A smartphone is like a phone, in that you can make telephone calls. You can also add in features that make it much more, such as those bells and whistles that are found on a personal digital assistant (PDA) or even a computer. Many smartphones allow you to send and receive e-mail, edit Office documents, or surf the Internet and much more.
How did smartphones get their start? When technology started to change how we thought about communication, people had cell phones to make calls and PDAs, like the Palm Pilot, to use as personal organizers or day planners that you could carry around with you. You could sync a PDA with your computer and store your contact info, calendars, and a to-do list.
Eventually, PDAs evolved and could do more. They gained wireless connectivity and you could use them to send and receive e-mail. Cell phones, meanwhile, evolved as well. From your cell, you could take advantage of messaging capabilities, too. PDAs then adopted cellular phone features and cell phones added features similar to those found in PDAs and computers. The smartphone was born.
What are a smartphone’s features?
There is no standard definition of the term “smartphone” and what is smart for one consumer might be obsolete and outdated for another. There are, however, certain features that align with smartphones and those that are more associated with cell phones.
Operating System: A phone that has an operating system that allows it to run productivity applications is clearly more than just a cell phone. Depending on the manufacturer, you can have many different types of apps. BlackBerry smartphones run the BlackBerry OS, while other smartphones use Palm OS or Windows Mobile. Many operating systems are really just pared-down versions of desktop Linux and are available on smartphones as well.
Software: All cell phones contain some type of software. Even the most basic and simple of models will include an address book or a contact manager at the very least. Usually a smartphone will be able to do more. Smartphones allow you to create and edit documents in Microsoft Office. At the very least, you are able to view the documents. Many smartphones will allow you to download applications like personal and business finance managers. You can also edit photos, play games, find out where you are thanks to GPS, and create a playlist of your favorite songs.

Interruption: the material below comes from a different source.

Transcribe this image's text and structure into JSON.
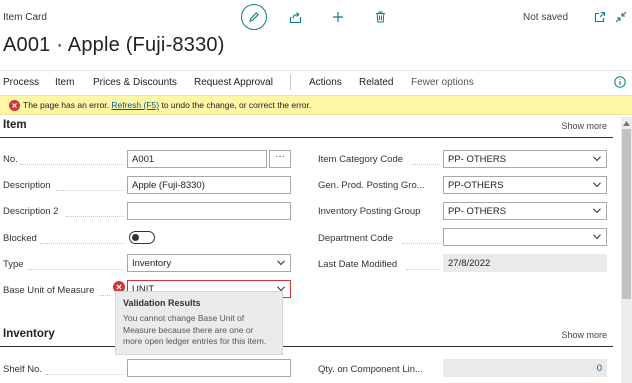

Web Access: Surfing the Internet is one of the smartphones more popular abilities. The speed at which they can access online information is faster than ever because the phones have 3G data networks and Wi-Fi support on handsets. Even if your smartphone doesn’t have high-speed Internet access, you can still get online and use your smartphone to visit favorite websites while on the go.
QWERTY Keyboard: If you’re device has a QWERTY keyboard, it’s a smartphone. A QWERTY kepboard has the keys laid out like they are on your computer. They aren’t in alphabetical order on top of a numeric keypad so you can’t see that tapping the number 1 is the same as entering an A, B, or C. Also, it doesn’t matter if the keyboard is hardware (physical keys that you type on) or software (a touch screen, like an iPhone).
Messaging: All cell phones allow you to send and receive text messages. A smartphone is set apart because of the way it handles e-mail. A smartphone can sync with your personal and/or professional e-mail accounts. Some smartphones can support several of each type. Others include access to the popular instant messaging services, like AIM at AOL and Yahoo! Messenger, and allow you to connect with others that way, too.
These are just a few of the features that make your smartphone so smart. Technology is adding more fun features and apps to smartphones every day and they can do more now than they could six months ago.